Elijah Hunt was a Private in Co. B of the 15th Georgia Infantry – they fought under Benning’s Brigade and mentioned in some of these histories (another good website) - http://home.comcast.net/~benningsbrigade/History.htm . My prior research had shown he enlisted early on, July 14th, 1861 and mustered out in November 1863 (when he died) and so he would have been a part of the campaigns at Fredericksburg, Gettysburg and Chickamauga. Here’s a second excerpt from this Benning's Brigade website regarding subsequent action at Gettysburg after the first day:
As Col. DuBose led the 15th forward, he expected to encounter some of McLaws’ pickets. After advancing about 500 yards from the rest of the brigade, DuBose reported that “instead of finding his troops [McLaws’] upon my left, that the enemy were moving around upon my left in heavy force.” Gen. Benning elaborated on DuBose’ position - “he suddenly found himself in the immediate presence of two long lines of the enemy, one almost at right angles to the other, with his own line between the two, the head of it being not far from the angle they made with each other. They opened fire on him, which he returned, so as to check their advance a little”. The enemy forces were William McCandless’ brigade of Pennsylvania Reserves. The 15th Georgia, alone in Rose Woods, was facing at least four Union regiments. Ironically, the northern troops had been sent out in response to the additional skirmishers Benning had ordered out to cover his left flank. The Pennsylvanians had advanced west from the area around Little Round Top, into the Wheatfield, then pivoted to the south and advanced into Rose Woods. The 15th fired its first volley into them from a distance of about forty yards. The northern force heavily outnumbered them, and Federal troops quickly turned both of the 15th’s flanks, while advanced in its front. About this time Col. DuBose received the messenger from Gen. Benning bearing the clarified version of Law’s orders. Observing the enemy overlapping both of his regiment’s flanks, DuBose drew his line of battle back about 70 or 80 yards, and tried to readjust the facing of his front. The new orders from Col. Benning, coupled with the necessity to withdraw, demanded this displacement be towards the southwest, rather than towards Devil’s Den. The time from the regiment’s first shot to its reaching the second defensive position was on the order of ten minutes.
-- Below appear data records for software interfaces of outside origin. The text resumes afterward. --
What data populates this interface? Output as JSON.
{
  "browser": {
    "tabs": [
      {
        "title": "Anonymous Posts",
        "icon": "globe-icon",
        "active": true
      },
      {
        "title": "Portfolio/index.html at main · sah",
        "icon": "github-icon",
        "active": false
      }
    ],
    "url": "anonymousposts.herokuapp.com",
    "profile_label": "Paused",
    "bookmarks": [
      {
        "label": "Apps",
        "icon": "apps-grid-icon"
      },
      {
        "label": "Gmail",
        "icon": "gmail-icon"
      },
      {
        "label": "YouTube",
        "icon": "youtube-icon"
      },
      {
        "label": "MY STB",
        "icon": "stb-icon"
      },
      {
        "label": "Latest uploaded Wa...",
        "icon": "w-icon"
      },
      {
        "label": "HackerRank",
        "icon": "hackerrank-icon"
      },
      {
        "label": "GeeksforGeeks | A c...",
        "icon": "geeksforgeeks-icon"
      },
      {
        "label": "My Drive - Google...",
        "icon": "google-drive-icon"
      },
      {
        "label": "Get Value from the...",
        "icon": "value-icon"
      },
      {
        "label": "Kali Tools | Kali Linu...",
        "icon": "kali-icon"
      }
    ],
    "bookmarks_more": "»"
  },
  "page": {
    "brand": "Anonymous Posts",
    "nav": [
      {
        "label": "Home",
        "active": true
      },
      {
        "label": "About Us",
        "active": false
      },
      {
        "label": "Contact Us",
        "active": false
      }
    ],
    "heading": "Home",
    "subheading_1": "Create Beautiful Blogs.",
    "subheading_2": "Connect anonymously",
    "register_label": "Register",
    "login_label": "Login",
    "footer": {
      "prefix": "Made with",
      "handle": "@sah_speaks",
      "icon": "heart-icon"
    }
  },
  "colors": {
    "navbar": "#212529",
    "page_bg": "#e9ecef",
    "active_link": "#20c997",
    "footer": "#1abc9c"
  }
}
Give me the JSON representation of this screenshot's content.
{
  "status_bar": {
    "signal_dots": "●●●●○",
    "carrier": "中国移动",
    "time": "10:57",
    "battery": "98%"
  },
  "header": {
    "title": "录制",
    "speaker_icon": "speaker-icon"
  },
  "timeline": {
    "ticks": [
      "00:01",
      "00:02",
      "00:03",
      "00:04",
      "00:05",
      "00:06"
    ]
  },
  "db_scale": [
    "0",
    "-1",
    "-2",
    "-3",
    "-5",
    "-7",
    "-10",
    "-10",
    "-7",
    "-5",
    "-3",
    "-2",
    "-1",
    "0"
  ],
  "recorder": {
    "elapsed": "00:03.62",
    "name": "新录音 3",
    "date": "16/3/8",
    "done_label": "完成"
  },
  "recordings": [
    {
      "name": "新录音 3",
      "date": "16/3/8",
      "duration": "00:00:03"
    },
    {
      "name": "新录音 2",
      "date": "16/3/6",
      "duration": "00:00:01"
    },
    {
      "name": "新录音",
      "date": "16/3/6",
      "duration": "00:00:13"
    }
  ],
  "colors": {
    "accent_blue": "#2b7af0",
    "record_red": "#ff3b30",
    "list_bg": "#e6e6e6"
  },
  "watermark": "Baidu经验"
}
Reaching their new position, the men took cover behind rocks and trees and for several minutes put up a desperate fight, but the enemy again pinned their front and worked around both flanks. Seeing northerners within 20 to 40 yards of his men, and no re-enforcements coming to his relief, DuBose again ordered a retreat. The regiment fell back another 300 or 400 yards, rallied behind a stone fence, and for a few more minutes, checked the advance of the enemy. Sheer numbers allowed the enemy to again turn both of the 15th’s flanks.
Besides enduring an exhausting, running fight, the Georgians were sustaining heavy casualties, and losing prisoners with every move. During one of these stops, which lasted for mere minutes, “The enemy was in twenty steps of our front line, and the colors had been shot down a half dozen times. Men in Company C, the color company, said that nine were killed with the colors, and they were finally left on the ground, as it was certain death to pick: them up.” Sgt. James B. Thompson, Company G, First Pennsylvania Rifles, ultimately picked up the flag of the Fifteenth Georgia and carried it out of Rose Woods, a trophy. After retreating some 400 yards farther back, DuBose again rallied the remnant of his regiment behind another stone fence. This time they found themselves completely enfiladed by one of the enemy's batteries. A final, hurried retreat reunited the 15th with the balance of Benning’s brigade, along Seminary Ridge, having just experienced its own share of adventures.
Between 260 and 265 men served with 15th Georgia on July 3, 1863, and Col. DuBose reported that 101 of them became casualties that day. Some were wounded or captured on skirmish duty, but it is probable that at least ninety were lost during this romp through Rose Woods. Gen. Benning (stated), “He [DuBose and the 15th] was fortunate to escape at all. His escape is high evidence both of his skill and courage. I did not go to his assistance, because, when I heard the fire, it seemed to be (and was, indeed) so far on my left that I thought some of General McLaws' men had been sent forward to check an advance of the enemy.”